Notes:Includes bibliographical references and index.
Description based on online resource, title from digital title page (viewed on May 28, 2020).
Summary:This work is a study of linguistics and its neighbouring disciplines - psychology, logic, and philosophy - from ca. 1840 up until 1940 and the outbreak of World War II, that aims to give the reader an entirely new sense of where these disciplines came from and what their impact has been on the way we think about language and thought today.
Other form:Print version: Goldsmith, John A. Battle in the Mind Fields. Chicago : University of Chicago Press, ©2019 9780226550800
Review by Choice Review

Linguistics is a multidisciplinary field, and it shares ideas with other "mind fields," e.g., philosophy and psychology. Goldsmith (linguistics and computer science, Univ. of Chicago) and Laks (language sciences, phonology, and cognitive sciences, Univ. of Paris Ouest, France) undertake a historical examination of some of these interdisciplinary connections, with attention to the disagreements often present in linguistics. The authors caution that this is not intended to be a comprehensive history of linguistics, but rather a historical examination of certain ideas in the field. In this way, Goldsmith and Laks's book differs from such works as the multivolume History of Linguistics, ed. by Giulio Lepschy (1994--98), and The Oxford Handbook of the History of Linguistics, ed. by Keith Allan (CH, Nov'13, 51-1311). The present book (volume 1 of a planned two-volume set) attempts to demonstrate the importance of understanding the connections between the work of past theorists and current ideas. The authors acknowledge that their purpose is partially to persuade, and their choice of theorists and movements is subjective. The writing style is readable, but the length of the text may intimidate some. Color-coded diagrams intended to demonstrate relationships among theorists require referring back to the key presented in the preface. This book will interest specialists. Summing Up: Recommended. With reservations. Graduate students, researchers, faculty. --Patti J. Kurtz, Minot State University
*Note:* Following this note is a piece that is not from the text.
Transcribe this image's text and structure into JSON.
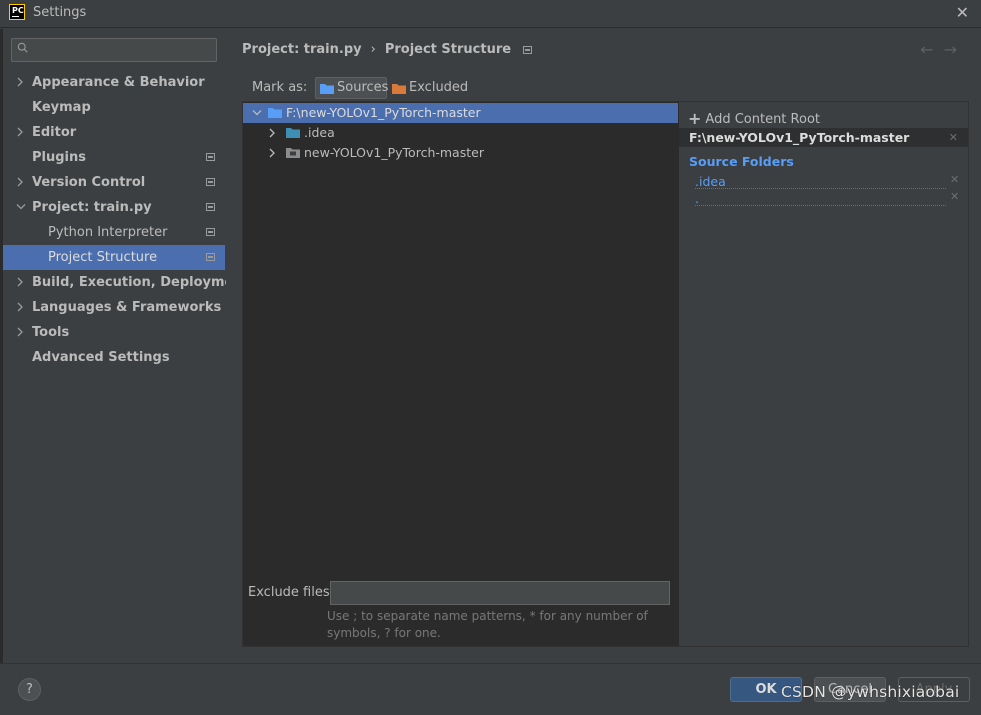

Copyright American Library Association, used with permission.
Review by Choice Review